The kins of people who lost their lives in the fire believes that justice was still denied to them.
New Delhi: Around two decades ago, on this day, over 59 people lost their lives when a massive blaze had broken out in Uphaar Cinema. The kins of people who lost their lives in the fire believes that justice was still denied to them.
On June 13, 1997, halfway through the screening of Hindi film Border, a fire broke out in Uphaar Cinema, situated in Green Park area, in which 59 people died of asphyxia, while over 100 others were injured in the ensuing stampede. Earlier this year, the Supreme Court had directed Gopal Ansal, the owner of the theatre, to serve a year’s jail term while his elder brother, Sushil Ansal, got relief from incarceration with prison term already undergone by him.
Neelam Krishnamo-orthy, who had lost her two teenage children in the incident 20 years ago, described the judgement as a “travesty of justice”. Krishnamoorthy, also convenor of Association of Victims of Uphaar Tragedy (AVUT), said it will set a “bad precedent” and “embolden” other big firms to flout safety norms for profit.
“The verdict is certain to go down in the history as a travesty of justice.

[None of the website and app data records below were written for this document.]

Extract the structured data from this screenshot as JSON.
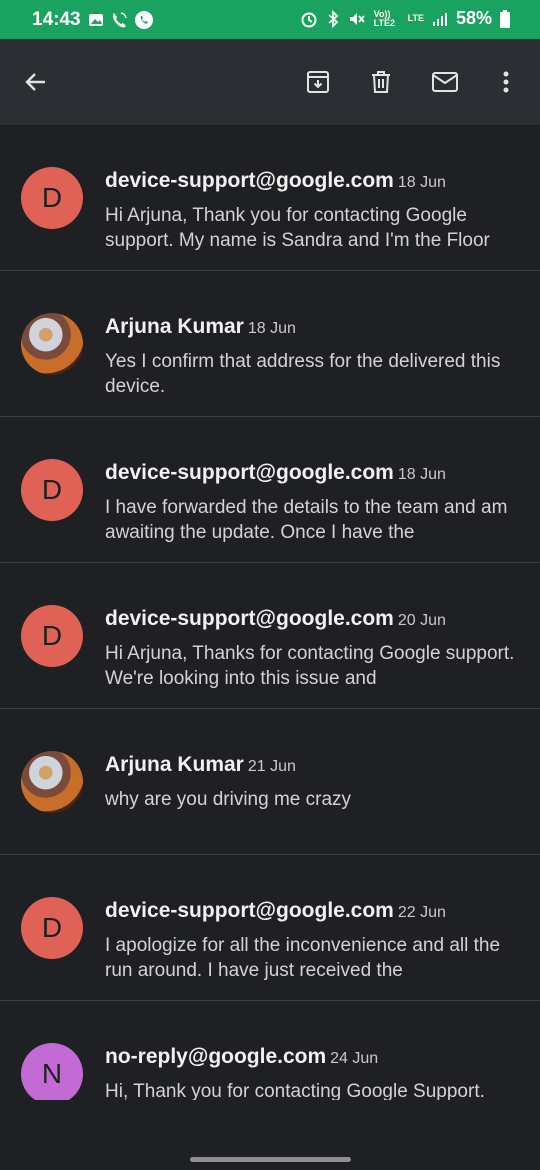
{
  "status_bar": {
    "time": "14:43",
    "volte_label": "Vo)) LTE2",
    "lte_label": "LTE",
    "battery": "58%"
  },
  "toolbar": {
    "icons": [
      "back-arrow-icon",
      "archive-icon",
      "delete-icon",
      "mail-icon",
      "more-vert-icon"
    ]
  },
  "messages": [
    {
      "sender": "device-support@google.com",
      "date": "18 Jun",
      "avatar_letter": "D",
      "avatar_color": "#e06155",
      "snippet": "Hi Arjuna, Thank you for contacting Google support. My name is Sandra and I'm the Floor"
    },
    {
      "sender": "Arjuna Kumar",
      "date": "18 Jun",
      "avatar_letter": "",
      "avatar_color": "photo",
      "snippet": "Yes I confirm that address for the delivered this device."
    },
    {
      "sender": "device-support@google.com",
      "date": "18 Jun",
      "avatar_letter": "D",
      "avatar_color": "#e06155",
      "snippet": "I have forwarded the details to the team and am awaiting the update. Once I have the"
    },
    {
      "sender": "device-support@google.com",
      "date": "20 Jun",
      "avatar_letter": "D",
      "avatar_color": "#e06155",
      "snippet": "Hi Arjuna, Thanks for contacting Google support. We're looking into this issue and"
    },
    {
      "sender": "Arjuna Kumar",
      "date": "21 Jun",
      "avatar_letter": "",
      "avatar_color": "photo",
      "snippet": "why are you driving me crazy"
    },
    {
      "sender": "device-support@google.com",
      "date": "22 Jun",
      "avatar_letter": "D",
      "avatar_color": "#e06155",
      "snippet": "I apologize for all the inconvenience and all the run around. I have just received the"
    },
    {
      "sender": "no-reply@google.com",
      "date": "24 Jun",
      "avatar_letter": "N",
      "avatar_color": "#c36ad4",
      "snippet": "Hi, Thank you for contacting Google Support."
    }
  ]
}
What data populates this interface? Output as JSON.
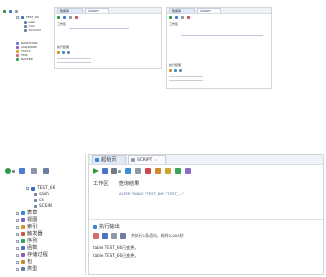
{
  "top_mini": {
    "tree": {
      "server": "TEST_66",
      "children": [
        "sash",
        "CAS",
        "SVCOUT"
      ],
      "groups": [
        {
          "label": "RADIATION",
          "color": "#6a7bd8"
        },
        {
          "label": "ASD4WIRE",
          "color": "#8b5fbf"
        },
        {
          "label": "TSVTX",
          "color": "#e0a030"
        },
        {
          "label": "VMS",
          "color": "#d46a6a"
        },
        {
          "label": "RASTER",
          "color": "#3aa35a"
        }
      ]
    },
    "window1": {
      "tabs": [
        "数据库",
        "SCRIPT"
      ],
      "section": "工作区",
      "results_label": "执行结果"
    },
    "window2": {
      "tabs": [
        "数据库",
        "SCRIPT"
      ],
      "section": "工作区",
      "results_label": "执行结果"
    }
  },
  "main": {
    "tree": {
      "root_label": "TEST_66",
      "sub_items": [
        "sash",
        "cx",
        "SCEIN"
      ],
      "categories": [
        {
          "label": "表草",
          "icon": "table-icon"
        },
        {
          "label": "视图",
          "icon": "view-icon"
        },
        {
          "label": "索引",
          "icon": "index-icon"
        },
        {
          "label": "触发器",
          "icon": "trigger-icon"
        },
        {
          "label": "序列",
          "icon": "sequence-icon"
        },
        {
          "label": "函数",
          "icon": "function-icon"
        },
        {
          "label": "存储过程",
          "icon": "procedure-icon"
        },
        {
          "label": "包",
          "icon": "package-icon"
        },
        {
          "label": "类型",
          "icon": "type-icon"
        }
      ]
    },
    "editor": {
      "tabs": [
        "起始页",
        "SCRIPT"
      ],
      "work_area_label": "工作区",
      "results_label": "查询结果",
      "sql_text": "ALTER TABLE \"TEST_66\".\"TEST_...\""
    },
    "output": {
      "title": "执行输出",
      "status_text": "共执行1条语句，耗时0.002秒",
      "lines": [
        "table TEST_66已变更。",
        "table TEST_66已变更。"
      ]
    }
  }
}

Such a judgement will only embolden the owners of public spaces to violate safety rules and compromise on safety, with no thought of endangering human lives,” she said in a statement.
Meanwhile, the home ministry is examining a mercy petition of realty baron Gopal Ansal, who was convicted in the case, and has sought opinion of the ministries concerned before conveying its decision to the President.
“We are shocked that the ministry has bothered to entertain such a petition. We trust that our hopes will not be dashed further,” she added. With the case dragging for 10 years, AVUT had in 2007 approached the Delhi high court seeking conclusion of trial within a time frame, which had, after a few months, convicted all 12 accused, including Sushil and Gopal Ansal, in the case and sentenced them to two years’ imprisonment.